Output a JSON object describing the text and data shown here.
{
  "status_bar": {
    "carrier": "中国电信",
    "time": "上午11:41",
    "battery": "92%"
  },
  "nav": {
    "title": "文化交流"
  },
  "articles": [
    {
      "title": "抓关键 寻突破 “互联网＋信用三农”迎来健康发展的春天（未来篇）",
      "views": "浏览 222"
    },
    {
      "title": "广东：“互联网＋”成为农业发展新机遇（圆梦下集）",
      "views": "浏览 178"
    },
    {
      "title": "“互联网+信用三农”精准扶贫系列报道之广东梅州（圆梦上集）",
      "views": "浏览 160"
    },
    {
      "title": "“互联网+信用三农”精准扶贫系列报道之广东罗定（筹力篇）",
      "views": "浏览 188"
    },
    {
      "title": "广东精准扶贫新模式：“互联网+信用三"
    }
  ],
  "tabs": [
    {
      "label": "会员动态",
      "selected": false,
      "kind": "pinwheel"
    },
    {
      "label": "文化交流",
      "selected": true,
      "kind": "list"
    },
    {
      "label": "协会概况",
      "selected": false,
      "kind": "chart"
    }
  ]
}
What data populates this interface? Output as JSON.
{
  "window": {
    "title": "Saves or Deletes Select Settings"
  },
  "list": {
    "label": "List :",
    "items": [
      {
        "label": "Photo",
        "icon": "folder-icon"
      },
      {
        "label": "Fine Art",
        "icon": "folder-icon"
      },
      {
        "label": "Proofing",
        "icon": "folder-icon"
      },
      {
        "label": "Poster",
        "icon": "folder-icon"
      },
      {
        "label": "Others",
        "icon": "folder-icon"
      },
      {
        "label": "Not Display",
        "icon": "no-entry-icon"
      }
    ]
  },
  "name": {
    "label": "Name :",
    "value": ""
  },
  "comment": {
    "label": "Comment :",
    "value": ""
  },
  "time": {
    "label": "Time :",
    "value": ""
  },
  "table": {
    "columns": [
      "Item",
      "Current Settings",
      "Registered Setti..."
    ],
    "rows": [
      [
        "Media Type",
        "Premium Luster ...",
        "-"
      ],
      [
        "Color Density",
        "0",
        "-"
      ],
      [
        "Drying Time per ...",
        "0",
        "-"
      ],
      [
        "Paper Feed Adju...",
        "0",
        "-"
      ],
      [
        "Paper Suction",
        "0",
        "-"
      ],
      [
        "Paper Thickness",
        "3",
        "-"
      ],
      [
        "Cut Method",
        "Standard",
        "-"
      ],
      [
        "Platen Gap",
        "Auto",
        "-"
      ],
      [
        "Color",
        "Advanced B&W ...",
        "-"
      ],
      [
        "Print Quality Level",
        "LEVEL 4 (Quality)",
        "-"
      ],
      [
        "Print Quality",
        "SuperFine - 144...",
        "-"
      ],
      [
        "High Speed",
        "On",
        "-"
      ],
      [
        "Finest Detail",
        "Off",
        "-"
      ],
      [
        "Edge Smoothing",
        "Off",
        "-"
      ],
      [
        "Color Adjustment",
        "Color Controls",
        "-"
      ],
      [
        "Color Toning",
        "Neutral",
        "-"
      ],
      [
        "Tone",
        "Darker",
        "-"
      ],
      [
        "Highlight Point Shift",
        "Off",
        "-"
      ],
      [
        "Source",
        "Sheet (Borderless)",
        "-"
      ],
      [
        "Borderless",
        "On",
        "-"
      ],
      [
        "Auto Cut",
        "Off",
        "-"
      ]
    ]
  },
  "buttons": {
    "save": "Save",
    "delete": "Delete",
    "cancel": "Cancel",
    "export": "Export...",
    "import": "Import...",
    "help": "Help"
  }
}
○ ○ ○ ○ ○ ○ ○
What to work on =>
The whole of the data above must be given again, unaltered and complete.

Solved exercise =>
Output a JSON object describing the text and data shown here.
{
  "status_bar": {
    "carrier": "中国电信",
    "time": "上午11:41",
    "battery": "92%"
  },
  "nav": {
    "title": "文化交流"
  },
  "articles": [
    {
      "title": "抓关键 寻突破 “互联网＋信用三农”迎来健康发展的春天（未来篇）",
      "views": "浏览 222"
    },
    {
      "title": "广东：“互联网＋”成为农业发展新机遇（圆梦下集）",
      "views": "浏览 178"
    },
    {
      "title": "“互联网+信用三农”精准扶贫系列报道之广东梅州（圆梦上集）",
      "views": "浏览 160"
    },
    {
      "title": "“互联网+信用三农”精准扶贫系列报道之广东罗定（筹力篇）",
      "views": "浏览 188"
    },
    {
      "title": "广东精准扶贫新模式：“互联网+信用三"
    }
  ],
  "tabs": [
    {
      "label": "会员动态",
      "selected": false,
      "kind": "pinwheel"
    },
    {
      "label": "文化交流",
      "selected": true,
      "kind": "list"
    },
    {
      "label": "协会概况",
      "selected": false,
      "kind": "chart"
    }
  ]
}
What data populates this interface? Output as JSON.
{
  "window": {
    "title": "Saves or Deletes Select Settings"
  },
  "list": {
    "label": "List :",
    "items": [
      {
        "label": "Photo",
        "icon": "folder-icon"
      },
      {
        "label": "Fine Art",
        "icon": "folder-icon"
      },
      {
        "label": "Proofing",
        "icon": "folder-icon"
      },
      {
        "label": "Poster",
        "icon": "folder-icon"
      },
      {
        "label": "Others",
        "icon": "folder-icon"
      },
      {
        "label": "Not Display",
        "icon": "no-entry-icon"
      }
    ]
  },
  "name": {
    "label": "Name :",
    "value": ""
  },
  "comment": {
    "label": "Comment :",
    "value": ""
  },
  "time": {
    "label": "Time :",
    "value": ""
  },
  "table": {
    "columns": [
      "Item",
      "Current Settings",
      "Registered Setti..."
    ],
    "rows": [
      [
        "Media Type",
        "Premium Luster ...",
        "-"
      ],
      [
        "Color Density",
        "0",
        "-"
      ],
      [
        "Drying Time per ...",
        "0",
        "-"
      ],
      [
        "Paper Feed Adju...",
        "0",
        "-"
      ],
      [
        "Paper Suction",
        "0",
        "-"
      ],
      [
        "Paper Thickness",
        "3",
        "-"
      ],
      [
        "Cut Method",
        "Standard",
        "-"
      ],
      [
        "Platen Gap",
        "Auto",
        "-"
      ],
      [
        "Color",
        "Advanced B&W ...",
        "-"
      ],
      [
        "Print Quality Level",
        "LEVEL 4 (Quality)",
        "-"
      ],
      [
        "Print Quality",
        "SuperFine - 144...",
        "-"
      ],
      [
        "High Speed",
        "On",
        "-"
      ],
      [
        "Finest Detail",
        "Off",
        "-"
      ],
      [
        "Edge Smoothing",
        "Off",
        "-"
      ],
      [
        "Color Adjustment",
        "Color Controls",
        "-"
      ],
      [
        "Color Toning",
        "Neutral",
        "-"
      ],
      [
        "Tone",
        "Darker",
        "-"
      ],
      [
        "Highlight Point Shift",
        "Off",
        "-"
      ],
      [
        "Source",
        "Sheet (Borderless)",
        "-"
      ],
      [
        "Borderless",
        "On",
        "-"
      ],
      [
        "Auto Cut",
        "Off",
        "-"
      ]
    ]
  },
  "buttons": {
    "save": "Save",
    "delete": "Delete",
    "cancel": "Cancel",
    "export": "Export...",
    "import": "Import...",
    "help": "Help"
  }
}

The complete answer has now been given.